- [ACTION ITEM]:
Check each line of the entries below for the word "Security", then state how many lines have it and nothing more.

[Dataset records]
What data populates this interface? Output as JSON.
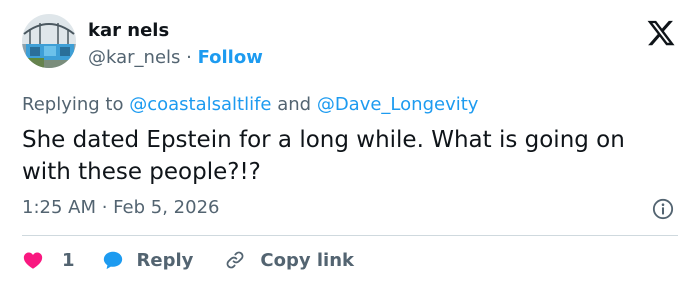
{
  "author": {
    "name": "kar nels",
    "handle": "@kar_nels",
    "separator": " · ",
    "follow_label": "Follow",
    "avatar_icon": "bridge-graffiti-avatar"
  },
  "brand": {
    "logo_icon": "x-logo-icon",
    "color": "#0f1419"
  },
  "replying": {
    "prefix": "Replying to ",
    "mention_1": "@coastalsaltlife",
    "conjunction": " and ",
    "mention_2": "@Dave_Longevity"
  },
  "tweet": {
    "text": "She dated Epstein for a long while. What is going on with these people?!?"
  },
  "meta": {
    "time": "1:25 AM",
    "separator": " · ",
    "date": "Feb 5, 2026",
    "info_icon": "info-icon"
  },
  "actions": {
    "like_count": "1",
    "reply_label": "Reply",
    "copy_link_label": "Copy link",
    "like_color": "#f91880",
    "reply_icon_color": "#1d9bf0"
  },
  "colors": {
    "text_primary": "#0f1419",
    "text_secondary": "#536471",
    "accent": "#1d9bf0",
    "divider": "#cfd9de"
  }
}
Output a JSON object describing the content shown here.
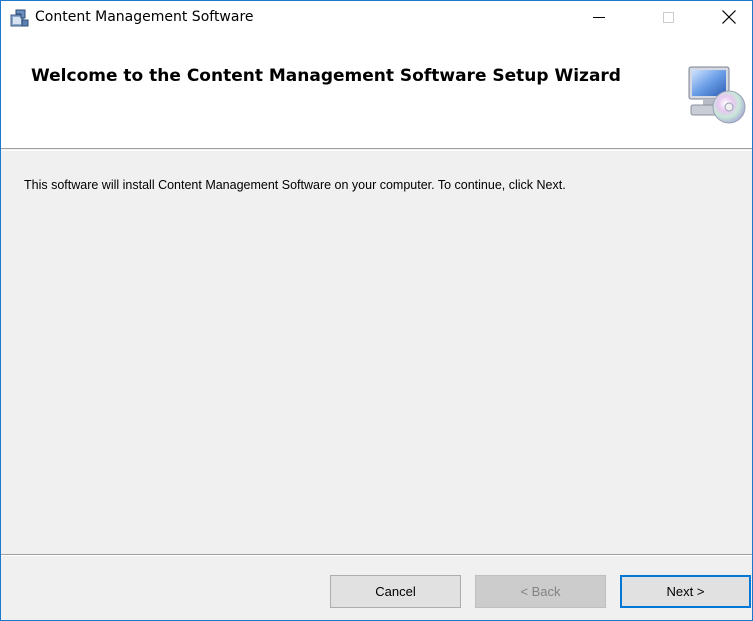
{
  "window": {
    "title": "Content Management Software",
    "minimize_icon": "minimize-icon",
    "maximize_icon": "maximize-icon",
    "close_icon": "close-icon",
    "app_icon": "installer-package-icon"
  },
  "header": {
    "title": "Welcome to the Content Management Software Setup Wizard",
    "graphic_icon": "computer-cd-icon"
  },
  "content": {
    "message": "This software will install Content Management Software on your computer. To continue, click Next."
  },
  "buttons": {
    "cancel": "Cancel",
    "back": "< Back",
    "next": "Next >"
  },
  "colors": {
    "window_border": "#1979ca",
    "focus_border": "#0078d7",
    "panel_background": "#f0f0f0"
  }
}
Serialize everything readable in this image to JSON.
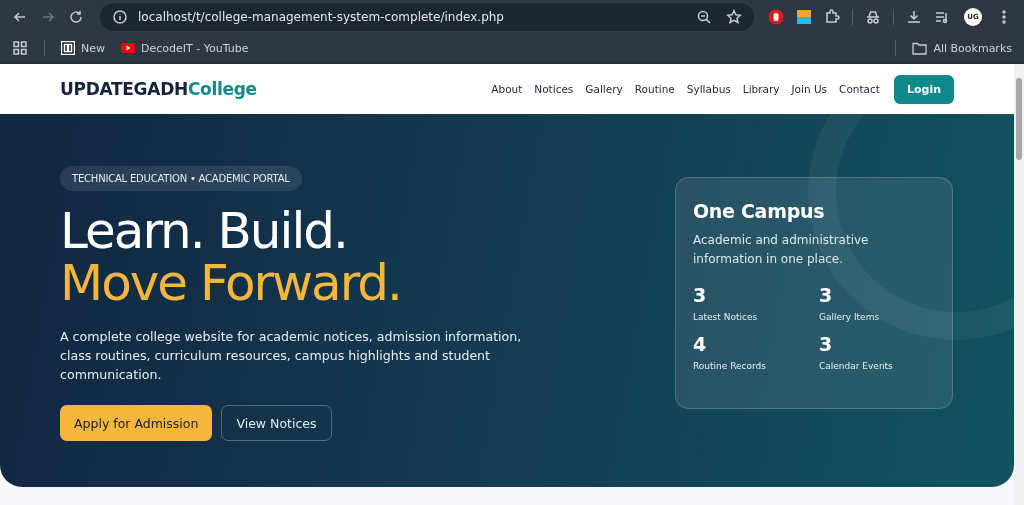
{
  "browser": {
    "url": "localhost/t/college-management-system-complete/index.php",
    "bookmarks": [
      {
        "label": "New",
        "kind": "site"
      },
      {
        "label": "DecodeIT - YouTube",
        "kind": "youtube"
      }
    ],
    "all_bookmarks": "All Bookmarks",
    "profile": "UG"
  },
  "navbar": {
    "brand": "UPDATEGADH",
    "brand_accent": "College",
    "links": [
      "About",
      "Notices",
      "Gallery",
      "Routine",
      "Syllabus",
      "Library",
      "Join Us",
      "Contact"
    ],
    "login": "Login"
  },
  "hero": {
    "badge": "TECHNICAL EDUCATION • ACADEMIC PORTAL",
    "headline": "Learn. Build.",
    "headline_accent": "Move Forward.",
    "description": "A complete college website for academic notices, admission information, class routines, curriculum resources, campus highlights and student communication.",
    "buttons": [
      {
        "label": "Apply for Admission",
        "kind": "primary"
      },
      {
        "label": "View Notices",
        "kind": "outline"
      }
    ]
  },
  "campus_card": {
    "title": "One Campus",
    "text": "Academic and administrative information in one place.",
    "stats": [
      {
        "value": "3",
        "label": "Latest Notices"
      },
      {
        "value": "3",
        "label": "Gallery Items"
      },
      {
        "value": "4",
        "label": "Routine Records"
      },
      {
        "value": "3",
        "label": "Calendar Events"
      }
    ]
  }
}
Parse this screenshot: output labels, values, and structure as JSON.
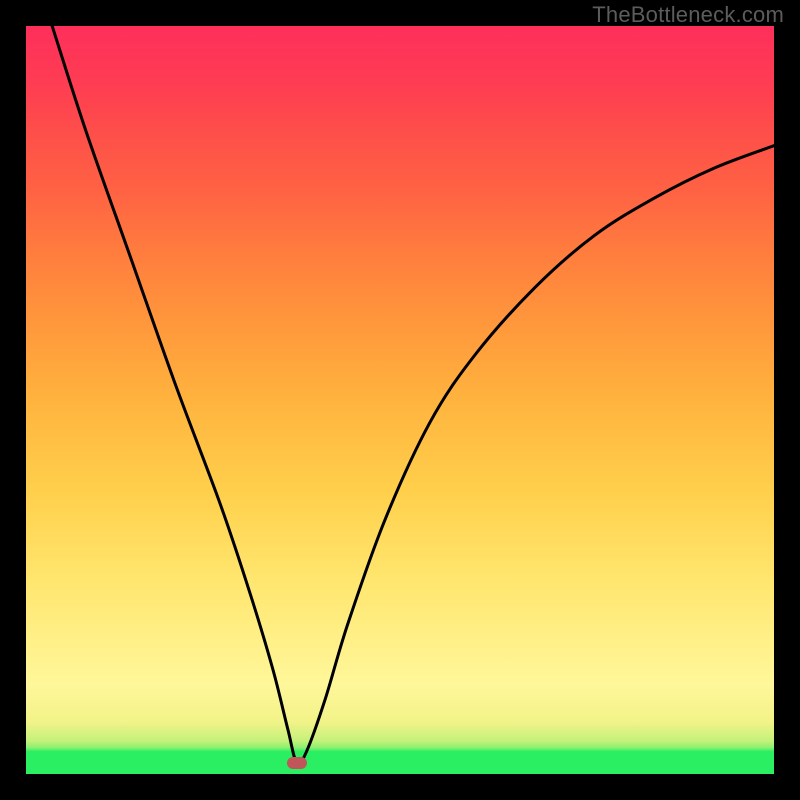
{
  "watermark": "TheBottleneck.com",
  "gradient": {
    "top_color": "#fe2f5b",
    "mid_color": "#ffe04a",
    "bottom_color": "#2aef62"
  },
  "curve": {
    "stroke": "#000000",
    "stroke_width": 3
  },
  "marker": {
    "color": "#c0555a",
    "x_frac": 0.362,
    "y_frac": 0.985
  },
  "chart_data": {
    "type": "line",
    "title": "",
    "xlabel": "",
    "ylabel": "",
    "xlim": [
      0,
      100
    ],
    "ylim": [
      0,
      100
    ],
    "series": [
      {
        "name": "bottleneck-curve",
        "x": [
          3.5,
          8,
          14,
          20,
          26,
          30,
          33,
          35,
          36.2,
          37.5,
          40,
          43,
          48,
          54,
          60,
          68,
          76,
          84,
          92,
          100
        ],
        "y": [
          100,
          86,
          69,
          52,
          36,
          24,
          14,
          6,
          1.5,
          3,
          10,
          20,
          34,
          47,
          56,
          65,
          72,
          77,
          81,
          84
        ]
      }
    ],
    "marker_point": {
      "x": 36.2,
      "y": 1.5
    },
    "notes": "V-shaped curve over a red-yellow-green vertical gradient; minimum marked by a small red lozenge near x≈36% just above baseline."
  }
}
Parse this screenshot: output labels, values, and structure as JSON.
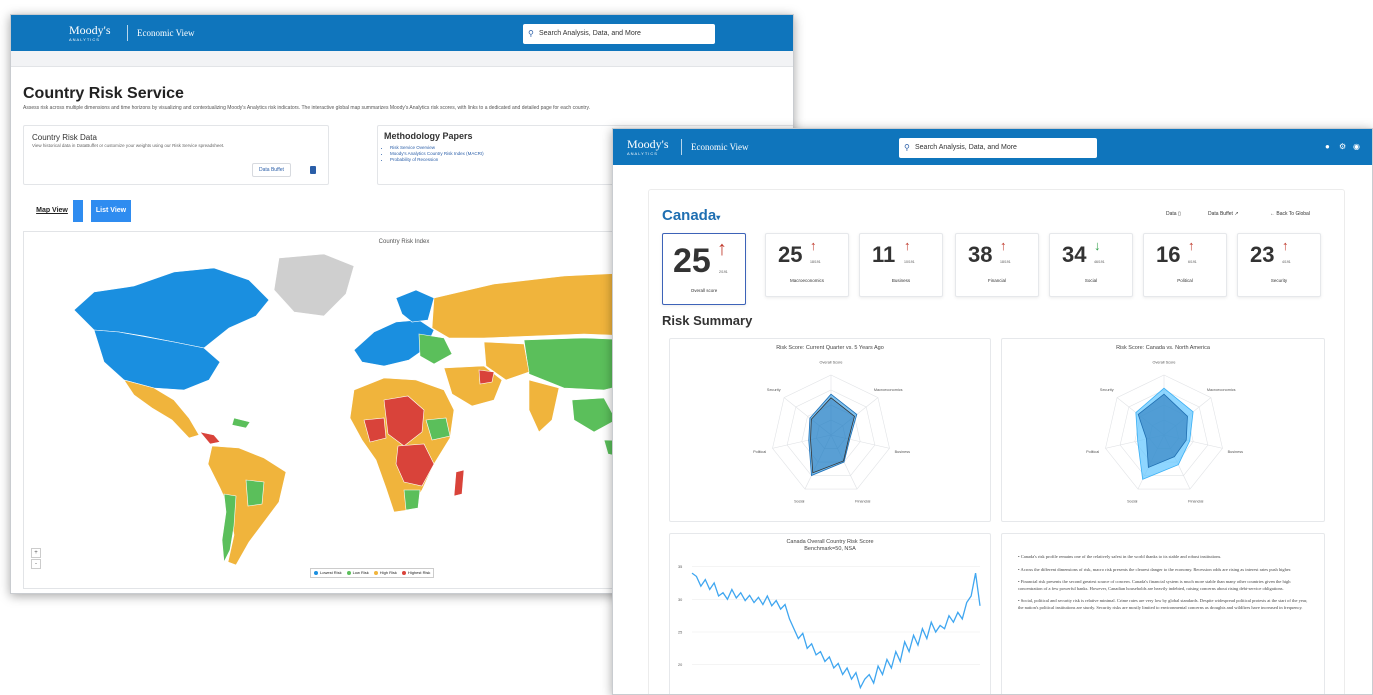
{
  "colors": {
    "header": "#0f75bc",
    "lowest_risk": "#1a8fe0",
    "low_risk": "#5bbf5b",
    "high_risk": "#f0b43c",
    "highest_risk": "#d9433a",
    "no_data": "#cfcfcf",
    "arrow_up": "#c0392b",
    "arrow_down": "#2e9e48"
  },
  "window1": {
    "brand": "Moody's",
    "brand_sub": "ANALYTICS",
    "product": "Economic View",
    "search_placeholder": "Search Analysis, Data, and More",
    "title": "Country Risk Service",
    "description": "Assess risk across multiple dimensions and time horizons by visualizing and contextualizing Moody's Analytics risk indicators. The interactive global map summarizes Moody's Analytics risk scores, with links to a dedicated and detailed page for each country.",
    "data_card": {
      "title": "Country Risk Data",
      "subtitle": "View historical data in DataBuffet or customize your weights using our Risk Service spreadsheet.",
      "button": "Data Buffet"
    },
    "methodology": {
      "title": "Methodology Papers",
      "items": [
        "Risk Service Overview",
        "Moody's Analytics Country Risk Index (MACRI)",
        "Probability of Recession"
      ]
    },
    "tabs": [
      "Map View",
      "List View"
    ],
    "map_title": "Country Risk Index",
    "legend": [
      "Lowest Risk",
      "Low Risk",
      "High Risk",
      "Highest Risk"
    ],
    "zoom": [
      "+",
      "-"
    ]
  },
  "window2": {
    "brand": "Moody's",
    "brand_sub": "ANALYTICS",
    "product": "Economic View",
    "search_placeholder": "Search Analysis, Data, and More",
    "country": "Canada",
    "actions": [
      "Data",
      "Data Buffet",
      "Back To Global"
    ],
    "scores": [
      {
        "value": "25",
        "label": "Overall score",
        "sub": "2/191",
        "direction": "up"
      },
      {
        "value": "25",
        "label": "Macroeconomics",
        "sub": "18/191",
        "direction": "up"
      },
      {
        "value": "11",
        "label": "Business",
        "sub": "10/191",
        "direction": "up"
      },
      {
        "value": "38",
        "label": "Financial",
        "sub": "18/191",
        "direction": "up"
      },
      {
        "value": "34",
        "label": "Social",
        "sub": "46/191",
        "direction": "down"
      },
      {
        "value": "16",
        "label": "Political",
        "sub": "6/191",
        "direction": "up"
      },
      {
        "value": "23",
        "label": "Security",
        "sub": "4/191",
        "direction": "up"
      }
    ],
    "risk_summary": "Risk Summary",
    "radar1": {
      "title": "Risk Score: Current Quarter vs. 5 Years Ago",
      "axes": [
        "Overall Score",
        "Macroeconomics",
        "Business",
        "Financial",
        "Social",
        "Political",
        "Security"
      ]
    },
    "radar2": {
      "title": "Risk Score: Canada vs. North America",
      "axes": [
        "Overall Score",
        "Macroeconomics",
        "Business",
        "Financial",
        "Social",
        "Political",
        "Security"
      ]
    },
    "bullets": [
      "Canada's risk profile remains one of the relatively safest in the world thanks to its stable and robust institutions.",
      "Across the different dimensions of risk, macro risk presents the clearest danger to the economy. Recession odds are rising as interest rates push higher.",
      "Financial risk presents the second greatest source of concern. Canada's financial system is much more stable than many other countries given the high concentration of a few powerful banks. However, Canadian households are heavily indebted, raising concerns about rising debt-service obligations.",
      "Social, political and security risk is relative minimal. Crime rates are very low by global standards. Despite widespread political protests at the start of the year, the nation's political institutions are sturdy. Security risks are mostly limited to environmental concerns as droughts and wildfires have increased in frequency."
    ]
  },
  "chart_data": {
    "type": "line",
    "title": "Canada Overall Country Risk Score",
    "subtitle": "Benchmark=50, NSA",
    "y_ticks": [
      "35",
      "30",
      "25",
      "20",
      "15"
    ],
    "ylim": [
      14,
      36
    ],
    "values": [
      34,
      33.5,
      32,
      33,
      31.5,
      32.5,
      30.5,
      31,
      30,
      31.5,
      30.2,
      31,
      29.8,
      30.6,
      29.5,
      30.3,
      29.2,
      30.5,
      29,
      29.8,
      28.5,
      29.2,
      27,
      25.5,
      24,
      24.8,
      22.5,
      23.2,
      21.5,
      22,
      20.5,
      21.2,
      19.5,
      20.2,
      18.5,
      19.5,
      17.8,
      18.8,
      16.5,
      17.8,
      18.5,
      17.2,
      19.8,
      18.5,
      20.8,
      19.5,
      22,
      20.5,
      23.5,
      22,
      24.5,
      23,
      25.5,
      24,
      26.5,
      25,
      26,
      25.5,
      27.5,
      26.5,
      28,
      27,
      29.5,
      30.5,
      34,
      29
    ]
  }
}
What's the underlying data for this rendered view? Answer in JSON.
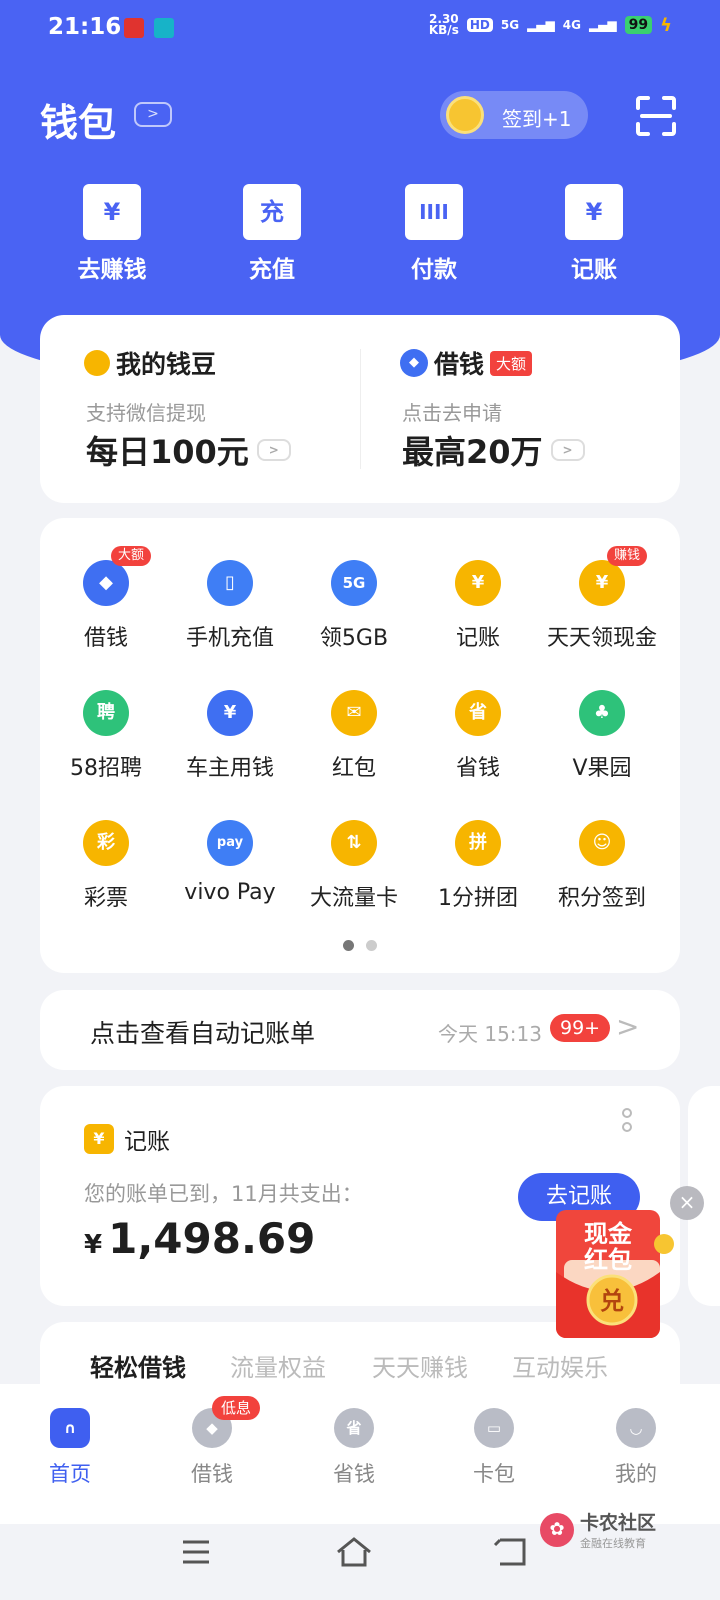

- [WRITTEN SOLUTION]:
4